It was on it's way to a report of smoke at a home in North West Lincoln when their own vehicle began to smoke.

Truck seven never made it to the home and went straight to maintenance. But with the new upgraded trucks LFR hopes breaking down on a call will no longer be a problem.

"Pretty ironic that we introduced the new truck seven today, and then we have current truck seven break down this afternoon," said Logistics Chief Kendall Warnock.

LFR says luckily Thursday's smoke report did not turn out to be a fire, and there was plenty of other crew at the scene already.

"We narrowed it down to a problem with the heating system, HVAC system. We had everybody at that point already out and safe," said Battalion Chief Benes.
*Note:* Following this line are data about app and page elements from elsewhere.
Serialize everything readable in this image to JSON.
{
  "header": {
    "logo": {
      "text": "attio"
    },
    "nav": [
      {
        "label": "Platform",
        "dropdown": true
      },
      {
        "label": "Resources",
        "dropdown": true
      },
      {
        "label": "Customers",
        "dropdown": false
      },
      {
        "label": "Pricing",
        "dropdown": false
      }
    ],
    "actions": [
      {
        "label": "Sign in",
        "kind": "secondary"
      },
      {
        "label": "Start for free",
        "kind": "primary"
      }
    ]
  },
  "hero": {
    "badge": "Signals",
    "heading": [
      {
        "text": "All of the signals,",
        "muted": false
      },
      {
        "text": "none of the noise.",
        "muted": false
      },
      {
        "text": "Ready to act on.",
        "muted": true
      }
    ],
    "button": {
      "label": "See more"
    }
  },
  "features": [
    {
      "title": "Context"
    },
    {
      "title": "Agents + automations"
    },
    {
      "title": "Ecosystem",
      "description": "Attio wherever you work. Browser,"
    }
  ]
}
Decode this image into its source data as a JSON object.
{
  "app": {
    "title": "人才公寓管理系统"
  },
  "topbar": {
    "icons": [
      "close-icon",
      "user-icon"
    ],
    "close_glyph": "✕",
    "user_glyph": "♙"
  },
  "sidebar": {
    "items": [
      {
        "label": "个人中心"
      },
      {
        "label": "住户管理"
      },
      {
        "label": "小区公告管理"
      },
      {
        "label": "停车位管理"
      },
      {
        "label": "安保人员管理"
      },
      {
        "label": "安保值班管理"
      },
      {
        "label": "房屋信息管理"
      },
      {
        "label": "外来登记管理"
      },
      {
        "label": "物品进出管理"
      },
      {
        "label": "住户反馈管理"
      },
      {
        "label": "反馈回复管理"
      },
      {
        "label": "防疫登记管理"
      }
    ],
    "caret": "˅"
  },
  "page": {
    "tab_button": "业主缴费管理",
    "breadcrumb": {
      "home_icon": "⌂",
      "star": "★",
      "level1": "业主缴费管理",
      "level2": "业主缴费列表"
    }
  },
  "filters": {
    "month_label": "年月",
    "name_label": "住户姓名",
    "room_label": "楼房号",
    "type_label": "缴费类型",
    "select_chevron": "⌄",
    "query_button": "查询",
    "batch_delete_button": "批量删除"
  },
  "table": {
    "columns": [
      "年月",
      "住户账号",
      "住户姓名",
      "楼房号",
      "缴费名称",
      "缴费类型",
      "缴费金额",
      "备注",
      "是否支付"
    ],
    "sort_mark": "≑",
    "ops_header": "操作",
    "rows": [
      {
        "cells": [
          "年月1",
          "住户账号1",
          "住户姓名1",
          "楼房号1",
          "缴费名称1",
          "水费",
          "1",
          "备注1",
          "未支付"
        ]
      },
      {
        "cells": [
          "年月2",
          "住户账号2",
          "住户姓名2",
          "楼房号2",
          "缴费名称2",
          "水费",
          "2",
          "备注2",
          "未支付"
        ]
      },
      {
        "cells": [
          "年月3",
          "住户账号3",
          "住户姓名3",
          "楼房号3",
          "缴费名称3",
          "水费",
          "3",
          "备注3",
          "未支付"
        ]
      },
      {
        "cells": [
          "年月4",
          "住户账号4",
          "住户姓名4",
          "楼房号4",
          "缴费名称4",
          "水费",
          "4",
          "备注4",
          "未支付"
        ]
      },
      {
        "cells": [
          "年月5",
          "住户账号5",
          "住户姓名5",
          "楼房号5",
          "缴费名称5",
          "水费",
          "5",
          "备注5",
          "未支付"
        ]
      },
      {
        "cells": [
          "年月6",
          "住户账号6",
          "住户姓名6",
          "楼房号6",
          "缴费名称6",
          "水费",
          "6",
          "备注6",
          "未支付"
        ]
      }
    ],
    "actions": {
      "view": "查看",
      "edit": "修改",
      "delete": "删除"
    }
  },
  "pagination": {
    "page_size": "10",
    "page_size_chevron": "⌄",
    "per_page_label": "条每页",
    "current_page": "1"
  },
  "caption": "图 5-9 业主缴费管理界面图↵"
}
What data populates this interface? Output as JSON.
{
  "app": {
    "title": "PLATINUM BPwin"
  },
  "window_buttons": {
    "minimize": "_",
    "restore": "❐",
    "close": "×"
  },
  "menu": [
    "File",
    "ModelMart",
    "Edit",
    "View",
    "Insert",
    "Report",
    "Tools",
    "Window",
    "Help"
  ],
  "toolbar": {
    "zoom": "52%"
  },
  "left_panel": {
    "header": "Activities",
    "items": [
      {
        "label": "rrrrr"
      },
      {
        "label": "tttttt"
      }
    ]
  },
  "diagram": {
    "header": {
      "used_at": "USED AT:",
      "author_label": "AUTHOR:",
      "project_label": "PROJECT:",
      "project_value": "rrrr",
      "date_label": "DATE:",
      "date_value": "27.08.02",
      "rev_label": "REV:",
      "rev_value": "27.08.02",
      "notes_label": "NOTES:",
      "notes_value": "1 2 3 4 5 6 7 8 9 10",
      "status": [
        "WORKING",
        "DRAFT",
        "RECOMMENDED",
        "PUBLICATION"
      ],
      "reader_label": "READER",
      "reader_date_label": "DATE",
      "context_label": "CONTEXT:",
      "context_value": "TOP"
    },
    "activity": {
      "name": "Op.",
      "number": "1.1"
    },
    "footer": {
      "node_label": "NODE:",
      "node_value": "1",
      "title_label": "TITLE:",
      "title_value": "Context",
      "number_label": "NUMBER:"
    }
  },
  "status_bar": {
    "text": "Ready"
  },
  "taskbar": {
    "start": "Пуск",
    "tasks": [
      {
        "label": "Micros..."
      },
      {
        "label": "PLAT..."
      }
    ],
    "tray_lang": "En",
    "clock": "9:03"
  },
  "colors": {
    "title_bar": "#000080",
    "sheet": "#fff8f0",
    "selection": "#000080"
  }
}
Even though truck seven's maintenance wasn't an issue for Thursday's response, the wear and tear of the vehicle, LFR said, shows how valuable these new fire trucks will be.

"And we're certainly thankful for the support, of course, that City Hall has provided us. Obviously with the two apparatus coming today, the two trucks coming today, and then the three engines that are coming in September," said Warnock.

Along with less mechanical issues, logistics chief Warnock said earlier Thursday that the new trucks will have other features to make their job more efficient.

"Well the one's that are being aged out are 75 foot aerials, these are 105. So, they have a little bit more extension. Some of the houses that are set back in the city we'll be able to reach those a little better," said Warnock.

The new trucks will also have air bags, making it safer for the fire fighters as well.

The new trucks were not in commission today because they still have to be prepped for use. That will include installing radios, and training responders how to use the new equipment.

LFR said they should be out on the streets in 30 days.